    For my application the audio signal is adjusted similiar to how our ear adapts to different sound pressure atmospheres.

    This is a PDF I'm looking at now to fix the microphone.

    47k for the bias resistor, wow, I must have slipped the decimal point. Good thing I'm not setting values for circuits controlling a nuclear reactor.

  6. S2L

    Thread Starter New Member

    Mar 10, 2016
    There was no particular rational reason why I chose this mic except that it operates with a 5v supply.
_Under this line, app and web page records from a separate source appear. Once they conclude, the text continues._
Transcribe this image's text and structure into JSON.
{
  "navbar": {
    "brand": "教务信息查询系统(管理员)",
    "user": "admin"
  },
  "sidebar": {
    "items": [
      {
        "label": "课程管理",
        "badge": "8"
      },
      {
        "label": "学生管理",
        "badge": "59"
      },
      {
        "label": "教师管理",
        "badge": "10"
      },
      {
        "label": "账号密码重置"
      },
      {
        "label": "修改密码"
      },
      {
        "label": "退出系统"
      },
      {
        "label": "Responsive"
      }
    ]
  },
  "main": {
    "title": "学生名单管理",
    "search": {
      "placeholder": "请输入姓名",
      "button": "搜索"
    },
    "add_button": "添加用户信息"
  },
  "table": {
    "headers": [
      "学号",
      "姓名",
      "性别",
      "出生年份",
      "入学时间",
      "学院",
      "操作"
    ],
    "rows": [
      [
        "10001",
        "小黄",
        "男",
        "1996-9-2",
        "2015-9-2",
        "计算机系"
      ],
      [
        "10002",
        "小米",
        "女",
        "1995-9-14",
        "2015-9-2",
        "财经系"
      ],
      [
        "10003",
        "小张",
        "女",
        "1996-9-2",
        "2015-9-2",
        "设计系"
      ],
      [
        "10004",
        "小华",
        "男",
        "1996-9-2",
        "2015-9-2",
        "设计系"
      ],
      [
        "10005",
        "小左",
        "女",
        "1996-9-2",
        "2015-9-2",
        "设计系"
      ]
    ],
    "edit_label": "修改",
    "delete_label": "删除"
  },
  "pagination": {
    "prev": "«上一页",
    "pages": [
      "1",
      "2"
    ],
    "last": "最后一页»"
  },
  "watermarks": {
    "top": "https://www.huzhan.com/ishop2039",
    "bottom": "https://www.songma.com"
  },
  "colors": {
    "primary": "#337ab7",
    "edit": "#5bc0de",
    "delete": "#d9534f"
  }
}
It's 1K input impedance, for some reason, attracted my attention.

    Are there tradeoffs between a 1k and 2.2k impedance?
    There seems to be a larger variety of 2.2k electrets.

    The formula I used for calculating R01
    (Vcc – Vmic)/mic current consumption

    Out of curiosity I measured Vmic 71mV, way low.
    So 5 - .071/I = 47000
    the calculated current consumption becomes .0001ma , wholly cow!

    The specs of the mic AOM-6545P-R

    electret specifications.png

    I set up a spreadsheet and came up with this for replacing the bias resistor. It's interesting how the parameters interact with each other in the spreadsheet. I popped in the 5k, the closest one to 4.7k I had and kept the 1uF cap C01 ... for now ... measured Vmic and this was the result.

    Mic spreadsheet.png

    I must say the AgcSig and Audio signals are looking much better and much stronger.

    The heavy bass end is not of great importance to the application.

    Because the pre-amp is CMOS will this effect bias or coupling value choice, if any?

    Would a strategy for getting an even better result be to find the largest R01 resistance and smallest C01 capacitance while keeping reasonably within the electret specification?

    Thanks for your direction
    I'm feeling much better now.